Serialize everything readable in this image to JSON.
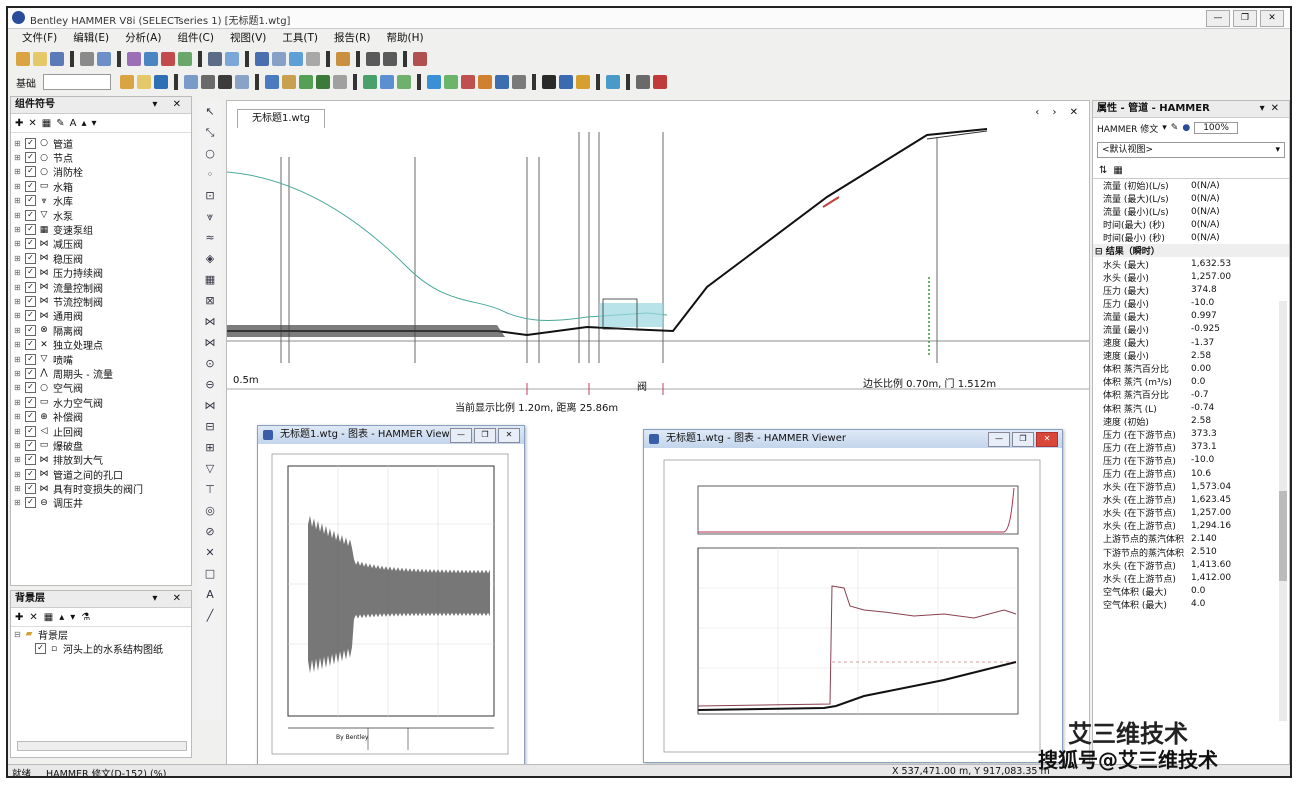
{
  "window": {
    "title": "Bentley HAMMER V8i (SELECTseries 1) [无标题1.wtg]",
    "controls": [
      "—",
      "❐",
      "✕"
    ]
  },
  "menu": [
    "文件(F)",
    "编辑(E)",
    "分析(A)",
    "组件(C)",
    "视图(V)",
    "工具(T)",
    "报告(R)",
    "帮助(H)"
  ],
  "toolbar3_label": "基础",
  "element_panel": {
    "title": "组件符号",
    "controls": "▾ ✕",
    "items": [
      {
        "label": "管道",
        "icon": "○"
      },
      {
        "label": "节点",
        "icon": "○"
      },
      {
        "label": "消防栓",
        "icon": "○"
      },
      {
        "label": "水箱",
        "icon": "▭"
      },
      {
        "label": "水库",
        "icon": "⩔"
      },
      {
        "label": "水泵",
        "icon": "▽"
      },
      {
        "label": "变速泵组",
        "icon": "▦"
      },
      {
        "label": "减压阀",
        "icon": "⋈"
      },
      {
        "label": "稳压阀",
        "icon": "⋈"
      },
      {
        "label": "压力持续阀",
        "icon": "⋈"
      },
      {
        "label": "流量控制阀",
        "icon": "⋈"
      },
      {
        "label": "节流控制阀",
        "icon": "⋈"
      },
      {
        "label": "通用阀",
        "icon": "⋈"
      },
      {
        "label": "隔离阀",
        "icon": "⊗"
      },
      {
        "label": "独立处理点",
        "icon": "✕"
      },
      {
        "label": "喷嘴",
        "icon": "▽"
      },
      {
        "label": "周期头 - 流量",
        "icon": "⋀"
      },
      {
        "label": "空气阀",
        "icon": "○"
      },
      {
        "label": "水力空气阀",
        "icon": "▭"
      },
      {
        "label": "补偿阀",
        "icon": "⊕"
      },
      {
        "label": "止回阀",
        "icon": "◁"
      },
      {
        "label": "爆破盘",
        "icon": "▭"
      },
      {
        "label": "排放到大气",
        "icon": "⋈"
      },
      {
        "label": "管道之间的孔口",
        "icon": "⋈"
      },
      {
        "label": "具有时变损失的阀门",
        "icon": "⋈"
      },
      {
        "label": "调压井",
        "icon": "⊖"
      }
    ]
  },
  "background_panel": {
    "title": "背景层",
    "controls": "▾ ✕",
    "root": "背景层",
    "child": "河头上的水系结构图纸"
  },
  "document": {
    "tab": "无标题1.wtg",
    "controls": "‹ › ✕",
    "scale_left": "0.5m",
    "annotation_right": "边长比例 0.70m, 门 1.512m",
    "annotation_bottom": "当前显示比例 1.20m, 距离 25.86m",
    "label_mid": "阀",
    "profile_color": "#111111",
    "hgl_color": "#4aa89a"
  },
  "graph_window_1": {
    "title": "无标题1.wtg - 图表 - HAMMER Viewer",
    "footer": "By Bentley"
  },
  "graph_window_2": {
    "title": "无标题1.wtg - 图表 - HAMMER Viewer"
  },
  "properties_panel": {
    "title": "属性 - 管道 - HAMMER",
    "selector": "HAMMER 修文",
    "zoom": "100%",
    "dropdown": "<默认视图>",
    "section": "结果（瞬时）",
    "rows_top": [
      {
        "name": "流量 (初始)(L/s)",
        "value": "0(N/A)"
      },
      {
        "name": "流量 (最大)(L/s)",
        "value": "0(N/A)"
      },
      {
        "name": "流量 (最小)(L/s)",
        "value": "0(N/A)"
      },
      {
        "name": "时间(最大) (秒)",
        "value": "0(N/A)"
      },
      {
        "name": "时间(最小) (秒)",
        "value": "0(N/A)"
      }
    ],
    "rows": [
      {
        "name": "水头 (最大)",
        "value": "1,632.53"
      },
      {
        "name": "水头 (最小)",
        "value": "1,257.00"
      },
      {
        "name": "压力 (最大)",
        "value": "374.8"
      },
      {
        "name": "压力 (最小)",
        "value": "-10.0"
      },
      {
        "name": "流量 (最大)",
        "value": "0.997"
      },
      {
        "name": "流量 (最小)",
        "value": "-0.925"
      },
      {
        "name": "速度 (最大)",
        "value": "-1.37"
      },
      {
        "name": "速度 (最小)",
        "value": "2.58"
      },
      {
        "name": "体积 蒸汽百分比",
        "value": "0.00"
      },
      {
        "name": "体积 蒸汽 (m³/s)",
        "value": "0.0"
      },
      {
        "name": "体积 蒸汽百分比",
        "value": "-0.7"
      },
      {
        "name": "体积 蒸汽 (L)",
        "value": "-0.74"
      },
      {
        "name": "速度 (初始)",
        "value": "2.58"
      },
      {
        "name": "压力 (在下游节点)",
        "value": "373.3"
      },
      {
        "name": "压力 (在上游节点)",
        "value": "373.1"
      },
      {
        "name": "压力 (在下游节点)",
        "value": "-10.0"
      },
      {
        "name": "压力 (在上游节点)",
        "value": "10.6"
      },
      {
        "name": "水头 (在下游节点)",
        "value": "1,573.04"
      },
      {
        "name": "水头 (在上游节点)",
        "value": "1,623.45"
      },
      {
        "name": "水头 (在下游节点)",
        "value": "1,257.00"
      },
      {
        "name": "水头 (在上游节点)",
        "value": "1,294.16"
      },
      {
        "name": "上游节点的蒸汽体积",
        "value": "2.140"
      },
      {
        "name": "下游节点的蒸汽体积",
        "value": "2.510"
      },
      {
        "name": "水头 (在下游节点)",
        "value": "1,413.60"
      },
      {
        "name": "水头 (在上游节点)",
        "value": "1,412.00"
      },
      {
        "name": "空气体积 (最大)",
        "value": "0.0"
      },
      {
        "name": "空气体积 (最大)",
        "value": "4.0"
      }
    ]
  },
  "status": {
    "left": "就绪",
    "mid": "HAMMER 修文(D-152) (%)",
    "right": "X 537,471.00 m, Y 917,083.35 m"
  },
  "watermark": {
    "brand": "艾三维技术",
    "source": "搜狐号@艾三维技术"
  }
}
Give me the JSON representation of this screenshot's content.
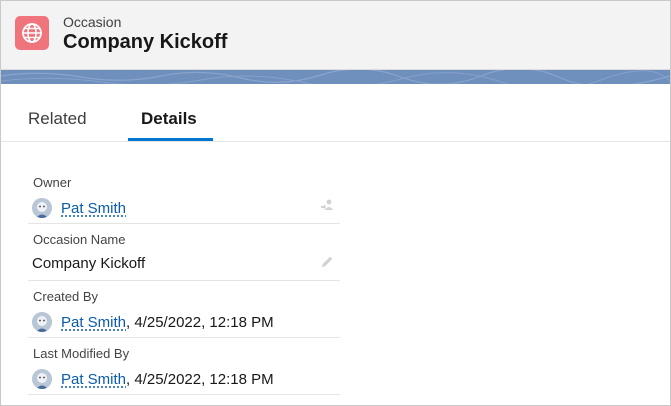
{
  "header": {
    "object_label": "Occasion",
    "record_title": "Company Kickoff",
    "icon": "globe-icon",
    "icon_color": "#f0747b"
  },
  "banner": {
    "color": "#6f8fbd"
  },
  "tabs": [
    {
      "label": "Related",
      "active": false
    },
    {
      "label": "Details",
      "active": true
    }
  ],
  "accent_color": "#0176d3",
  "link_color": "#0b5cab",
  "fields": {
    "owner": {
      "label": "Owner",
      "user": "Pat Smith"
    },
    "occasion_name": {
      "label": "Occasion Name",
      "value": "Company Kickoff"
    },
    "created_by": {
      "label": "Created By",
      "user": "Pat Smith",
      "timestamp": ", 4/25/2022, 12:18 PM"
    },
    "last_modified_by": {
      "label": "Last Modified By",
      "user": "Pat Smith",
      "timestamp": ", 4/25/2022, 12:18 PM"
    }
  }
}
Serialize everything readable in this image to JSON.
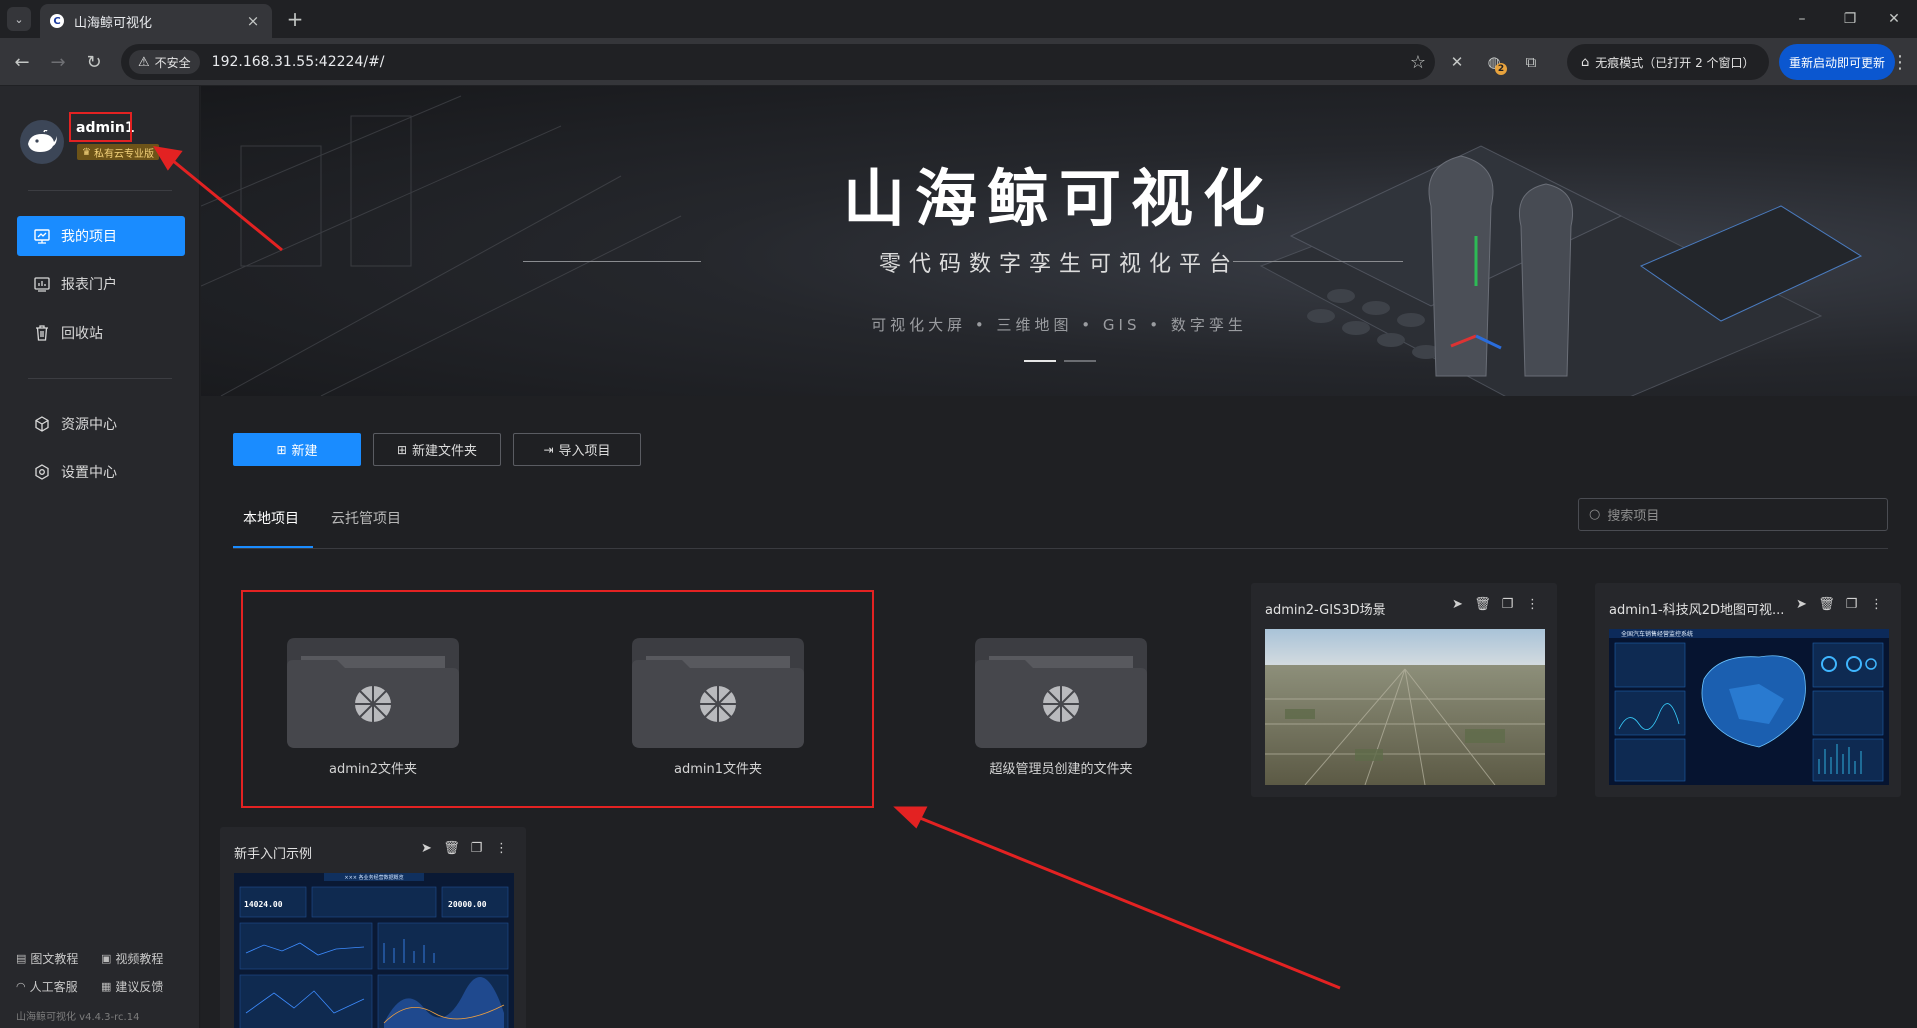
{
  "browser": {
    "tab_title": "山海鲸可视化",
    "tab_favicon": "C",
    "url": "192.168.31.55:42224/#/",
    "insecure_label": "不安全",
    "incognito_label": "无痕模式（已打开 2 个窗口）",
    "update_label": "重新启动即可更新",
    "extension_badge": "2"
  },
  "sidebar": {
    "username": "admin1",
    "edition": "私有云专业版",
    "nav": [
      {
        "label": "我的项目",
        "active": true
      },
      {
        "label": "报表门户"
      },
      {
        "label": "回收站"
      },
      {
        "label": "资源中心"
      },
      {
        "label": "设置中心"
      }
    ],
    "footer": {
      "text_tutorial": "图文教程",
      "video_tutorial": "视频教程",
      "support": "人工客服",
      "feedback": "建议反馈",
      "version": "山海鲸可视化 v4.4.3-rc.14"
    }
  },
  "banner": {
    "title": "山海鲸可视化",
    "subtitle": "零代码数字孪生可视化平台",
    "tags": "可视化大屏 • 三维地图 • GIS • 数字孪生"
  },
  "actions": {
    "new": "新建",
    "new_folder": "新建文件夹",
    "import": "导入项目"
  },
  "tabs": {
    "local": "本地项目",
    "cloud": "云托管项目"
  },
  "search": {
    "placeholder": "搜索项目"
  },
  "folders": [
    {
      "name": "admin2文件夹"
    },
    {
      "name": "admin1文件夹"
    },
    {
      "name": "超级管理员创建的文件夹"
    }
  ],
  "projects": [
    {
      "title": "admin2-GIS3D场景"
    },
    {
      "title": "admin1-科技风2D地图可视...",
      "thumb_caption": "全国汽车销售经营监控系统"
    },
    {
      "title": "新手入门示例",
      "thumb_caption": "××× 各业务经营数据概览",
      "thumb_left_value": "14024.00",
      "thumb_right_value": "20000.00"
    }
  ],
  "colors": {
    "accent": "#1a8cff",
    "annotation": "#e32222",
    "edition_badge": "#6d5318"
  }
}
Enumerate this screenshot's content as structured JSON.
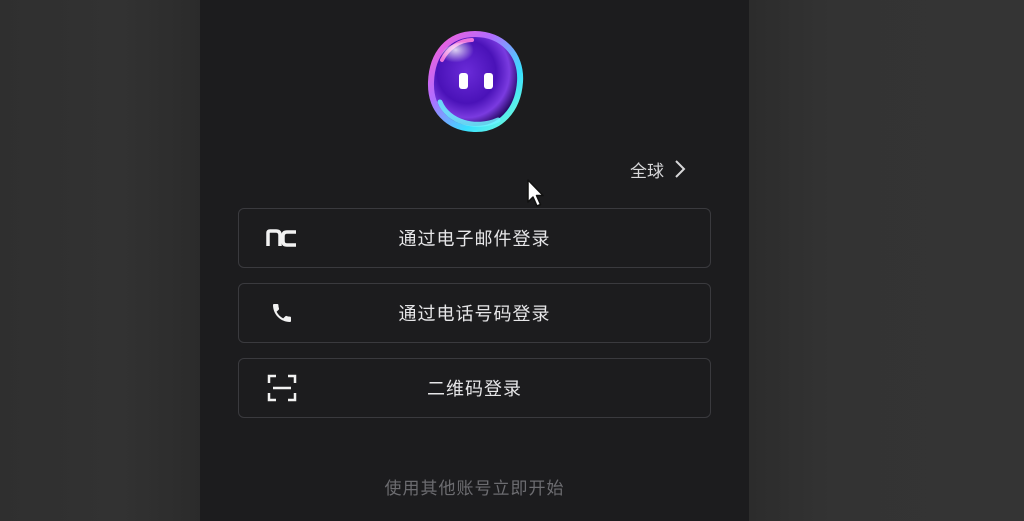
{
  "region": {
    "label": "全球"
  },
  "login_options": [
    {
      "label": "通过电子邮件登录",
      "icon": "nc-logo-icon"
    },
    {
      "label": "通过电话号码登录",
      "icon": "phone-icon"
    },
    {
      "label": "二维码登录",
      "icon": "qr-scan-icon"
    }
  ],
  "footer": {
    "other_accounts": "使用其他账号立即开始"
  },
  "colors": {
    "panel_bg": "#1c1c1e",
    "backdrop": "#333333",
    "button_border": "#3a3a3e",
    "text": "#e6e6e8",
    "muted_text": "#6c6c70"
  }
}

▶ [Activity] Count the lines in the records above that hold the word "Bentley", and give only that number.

▶ [Answer section] 2